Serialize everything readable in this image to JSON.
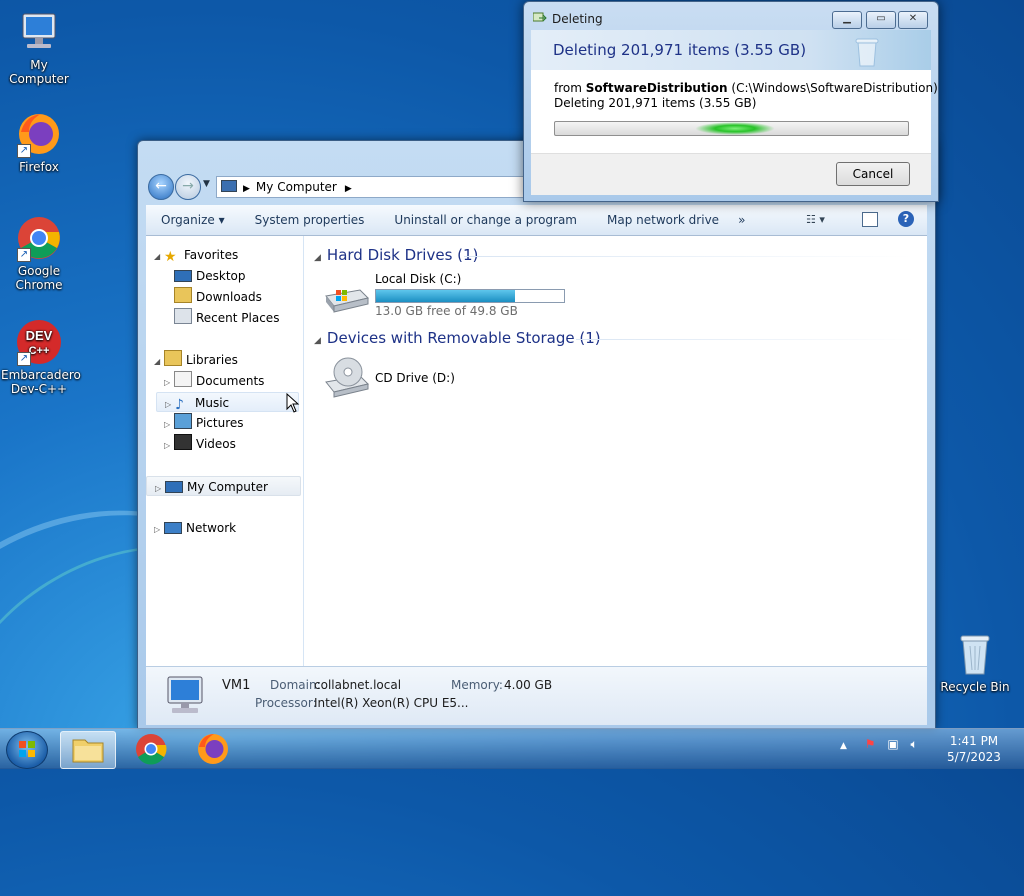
{
  "desktop": {
    "icons": [
      {
        "label": "My Computer"
      },
      {
        "label": "Firefox"
      },
      {
        "label": "Google Chrome"
      },
      {
        "label": "Embarcadero Dev-C++"
      },
      {
        "label": "Recycle Bin"
      }
    ],
    "devcpp_logo_text": "DEV",
    "devcpp_logo_sub": "C++"
  },
  "explorer": {
    "address": {
      "location": "My Computer"
    },
    "toolbar": {
      "organize": "Organize",
      "system_properties": "System properties",
      "uninstall": "Uninstall or change a program",
      "map_drive": "Map network drive",
      "more": "»"
    },
    "nav": {
      "favorites": "Favorites",
      "desktop": "Desktop",
      "downloads": "Downloads",
      "recent_places": "Recent Places",
      "libraries": "Libraries",
      "documents": "Documents",
      "music": "Music",
      "pictures": "Pictures",
      "videos": "Videos",
      "my_computer": "My Computer",
      "network": "Network"
    },
    "groups": {
      "hard_disks": "Hard Disk Drives (1)",
      "removable": "Devices with Removable Storage (1)"
    },
    "drives": {
      "c_name": "Local Disk (C:)",
      "c_free": "13.0 GB free of 49.8 GB",
      "c_used_fraction": 0.739,
      "d_name": "CD Drive (D:)"
    },
    "details": {
      "name": "VM1",
      "domain_label": "Domain:",
      "domain_value": "collabnet.local",
      "memory_label": "Memory:",
      "memory_value": "4.00 GB",
      "processor_label": "Processor:",
      "processor_value": "Intel(R) Xeon(R) CPU E5..."
    }
  },
  "dialog": {
    "title": "Deleting",
    "heading": "Deleting 201,971 items (3.55 GB)",
    "from_prefix": "from ",
    "from_bold": "SoftwareDistribution",
    "from_path": " (C:\\Windows\\SoftwareDistribution)",
    "status": "Deleting 201,971 items (3.55 GB)",
    "cancel": "Cancel"
  },
  "taskbar": {
    "time": "1:41 PM",
    "date": "5/7/2023"
  },
  "colors": {
    "accent": "#1e3287",
    "progress": "#27c228",
    "drive_bar": "#1c8fc2"
  }
}
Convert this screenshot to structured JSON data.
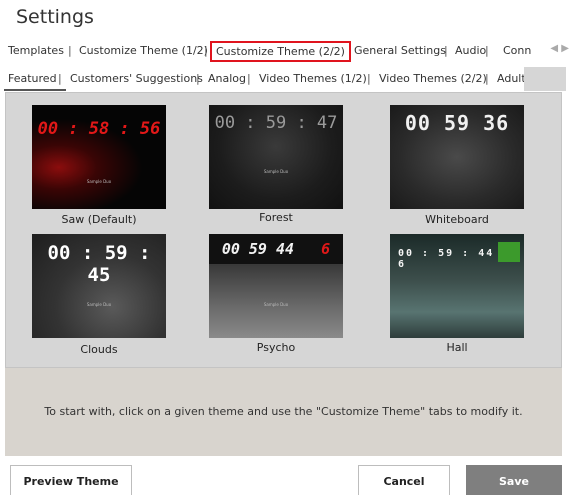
{
  "window": {
    "title": "Settings"
  },
  "main_tabs": [
    {
      "label": "Templates"
    },
    {
      "label": "Customize Theme  (1/2)"
    },
    {
      "label": "Customize Theme  (2/2)",
      "active": true
    },
    {
      "label": "General Settings"
    },
    {
      "label": "Audio"
    },
    {
      "label": "Conn"
    }
  ],
  "tab_scroll": {
    "left": "◀",
    "right": "▶"
  },
  "sub_tabs": [
    {
      "label": "Featured",
      "active": true
    },
    {
      "label": "Customers' Suggestions"
    },
    {
      "label": "Analog"
    },
    {
      "label": "Video Themes (1/2)"
    },
    {
      "label": "Video Themes (2/2)"
    },
    {
      "label": "Adult"
    }
  ],
  "themes": [
    {
      "name": "Saw (Default)",
      "clock": "00 : 58 : 56",
      "sample": "Sample Duo"
    },
    {
      "name": "Forest",
      "clock": "00 : 59 : 47",
      "sample": "Sample Duo"
    },
    {
      "name": "Whiteboard",
      "clock": "00  59  36",
      "sample": ""
    },
    {
      "name": "Clouds",
      "clock": "00 : 59 : 45",
      "sample": "Sample Duo"
    },
    {
      "name": "Psycho",
      "clock": "00 59 44",
      "clock_accent": "6",
      "sample": "Sample Duo"
    },
    {
      "name": "Hall",
      "clock": "00 : 59 : 44 : 6",
      "sample": ""
    }
  ],
  "info": {
    "text": "To start with, click on a given theme and use the \"Customize Theme\" tabs to modify it."
  },
  "buttons": {
    "preview": "Preview Theme",
    "cancel": "Cancel",
    "save": "Save"
  },
  "colors": {
    "active_tab_border": "#e0141e",
    "save_button": "#7f7f7f",
    "gallery_bg": "#d6d6d6",
    "info_bg": "#d8d4ce"
  }
}
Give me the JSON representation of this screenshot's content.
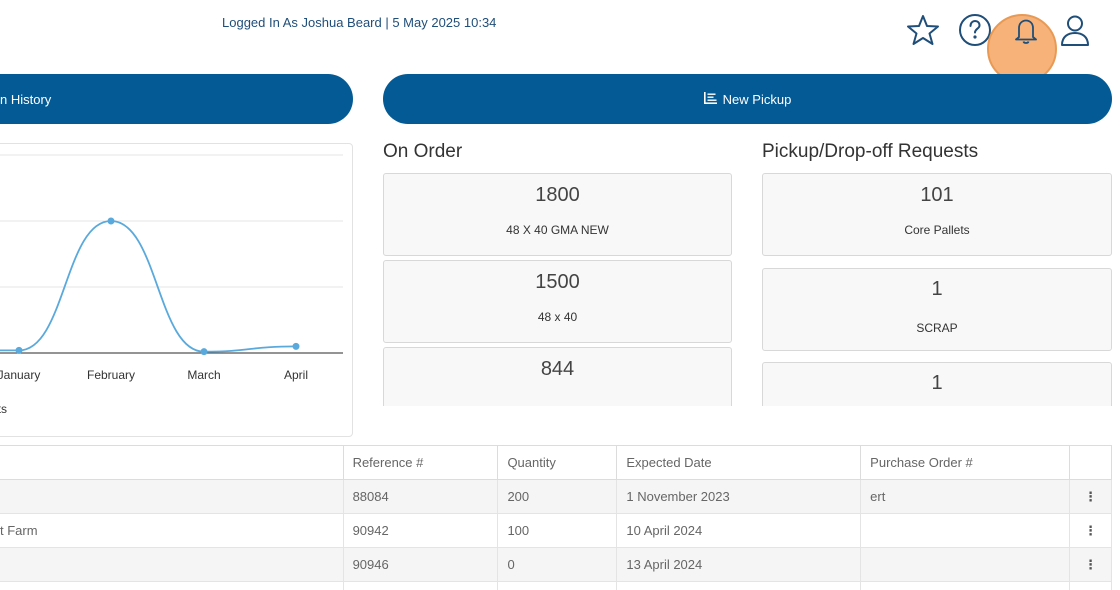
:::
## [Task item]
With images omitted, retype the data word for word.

## [Response]
Serialize everything readable in this image to JSON.
{
  "desktop": {
    "icons": [
      {
        "label": "My Computer"
      },
      {
        "label": "Firefox"
      },
      {
        "label": "Google Chrome"
      },
      {
        "label": "Embarcadero Dev-C++"
      },
      {
        "label": "Recycle Bin"
      }
    ],
    "devcpp_logo_text": "DEV",
    "devcpp_logo_sub": "C++"
  },
  "explorer": {
    "address": {
      "location": "My Computer"
    },
    "toolbar": {
      "organize": "Organize",
      "system_properties": "System properties",
      "uninstall": "Uninstall or change a program",
      "map_drive": "Map network drive",
      "more": "»"
    },
    "nav": {
      "favorites": "Favorites",
      "desktop": "Desktop",
      "downloads": "Downloads",
      "recent_places": "Recent Places",
      "libraries": "Libraries",
      "documents": "Documents",
      "music": "Music",
      "pictures": "Pictures",
      "videos": "Videos",
      "my_computer": "My Computer",
      "network": "Network"
    },
    "groups": {
      "hard_disks": "Hard Disk Drives (1)",
      "removable": "Devices with Removable Storage (1)"
    },
    "drives": {
      "c_name": "Local Disk (C:)",
      "c_free": "13.0 GB free of 49.8 GB",
      "c_used_fraction": 0.739,
      "d_name": "CD Drive (D:)"
    },
    "details": {
      "name": "VM1",
      "domain_label": "Domain:",
      "domain_value": "collabnet.local",
      "memory_label": "Memory:",
      "memory_value": "4.00 GB",
      "processor_label": "Processor:",
      "processor_value": "Intel(R) Xeon(R) CPU E5..."
    }
  },
  "dialog": {
    "title": "Deleting",
    "heading": "Deleting 201,971 items (3.55 GB)",
    "from_prefix": "from ",
    "from_bold": "SoftwareDistribution",
    "from_path": " (C:\\Windows\\SoftwareDistribution)",
    "status": "Deleting 201,971 items (3.55 GB)",
    "cancel": "Cancel"
  },
  "taskbar": {
    "time": "1:41 PM",
    "date": "5/7/2023"
  },
  "colors": {
    "accent": "#1e3287",
    "progress": "#27c228",
    "drive_bar": "#1c8fc2"
  }
}
Convert this screenshot to structured JSON data.
{
  "window": {
    "title": "Settings"
  },
  "main_tabs": [
    {
      "label": "Templates"
    },
    {
      "label": "Customize Theme  (1/2)"
    },
    {
      "label": "Customize Theme  (2/2)",
      "active": true
    },
    {
      "label": "General Settings"
    },
    {
      "label": "Audio"
    },
    {
      "label": "Conn"
    }
  ],
  "tab_scroll": {
    "left": "◀",
    "right": "▶"
  },
  "sub_tabs": [
    {
      "label": "Featured",
      "active": true
    },
    {
      "label": "Customers' Suggestions"
    },
    {
      "label": "Analog"
    },
    {
      "label": "Video Themes (1/2)"
    },
    {
      "label": "Video Themes (2/2)"
    },
    {
      "label": "Adult"
    }
  ],
  "themes": [
    {
      "name": "Saw (Default)",
      "clock": "00 : 58 : 56",
      "sample": "Sample Duo"
    },
    {
      "name": "Forest",
      "clock": "00 : 59 : 47",
      "sample": "Sample Duo"
    },
    {
      "name": "Whiteboard",
      "clock": "00  59  36",
      "sample": ""
    },
    {
      "name": "Clouds",
      "clock": "00 : 59 : 45",
      "sample": "Sample Duo"
    },
    {
      "name": "Psycho",
      "clock": "00 59 44",
      "clock_accent": "6",
      "sample": "Sample Duo"
    },
    {
      "name": "Hall",
      "clock": "00 : 59 : 44 : 6",
      "sample": ""
    }
  ],
  "info": {
    "text": "To start with, click on a given theme and use the \"Customize Theme\" tabs to modify it."
  },
  "buttons": {
    "preview": "Preview Theme",
    "cancel": "Cancel",
    "save": "Save"
  },
  "colors": {
    "active_tab_border": "#e0141e",
    "save_button": "#7f7f7f",
    "gallery_bg": "#d6d6d6",
    "info_bg": "#d8d4ce"
  }
}
Give me the JSON representation of this screenshot's content.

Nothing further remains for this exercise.